The Hague Convention
The Hague Convention on the Civil Aspects of Child Abduction is a multilateral treaty ratified by 98 countries and it provides a protocol for the return of a child who was taken by a parent to another country to live without the consent of the other parent. The United States is one of the 98 countries who have signed the treaty.
A very important factor in The Hague Convention is the child’s habitual residence. The child’s habitual residence is where the child had grown up for the previous few years. For countries who signed The Hague Convention, once a left-behind parent makes a claim for the child then the child must be returned to the country of their habitual residence. The law of that state or country then determines custody. An example of this procedure in action was in the case of Redmond v. Redmond, in which an unmarried couple had a child (their names being the same is a coincidence) and when the relationship fell apart the mother took the child to Illinois. The father wanted the child back, but the Seventh Circuit did not force the mother to return the child because in Ireland a non-married father does not have rights to the child unless he makes a claim for it, so The Hague Convention did not apply. By the time the father was able to complete a petition for custody rights the United States had become the child’s habitual residence and the child was allowed to stay in the United States.
Unmarried parents, especially fathers, should review the definition of custody in their jurisdiction and also future jurisdictions they could reside in. Once this research is done the unmarried parent will know whether he or she needs to petition for custody immediately.
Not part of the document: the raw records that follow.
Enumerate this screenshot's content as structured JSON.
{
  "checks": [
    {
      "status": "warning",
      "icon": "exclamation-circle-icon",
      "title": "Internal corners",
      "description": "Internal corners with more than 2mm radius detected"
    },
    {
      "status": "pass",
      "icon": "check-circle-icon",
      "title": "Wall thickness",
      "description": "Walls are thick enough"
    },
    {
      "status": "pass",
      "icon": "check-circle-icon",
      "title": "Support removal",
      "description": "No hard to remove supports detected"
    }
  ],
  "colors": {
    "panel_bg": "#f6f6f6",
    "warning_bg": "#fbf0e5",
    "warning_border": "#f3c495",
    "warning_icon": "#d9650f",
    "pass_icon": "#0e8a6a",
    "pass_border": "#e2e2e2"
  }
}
How a Lawyer Can Help
A lawyer who specializes in custody proceedings is extremely valuable in any custody battle, but especially an international one. It may take quick action to keep your child from being ripped away from you. If you are in need of a lawyer for a custody proceeding, or if you have any other family law or estate related needs, or would like to attend one of our free seminars please call Smith Strong today at (804) 325-1245 or (757) 941-4298.
Editorial Assistance By: Michael Gee - Law Clerk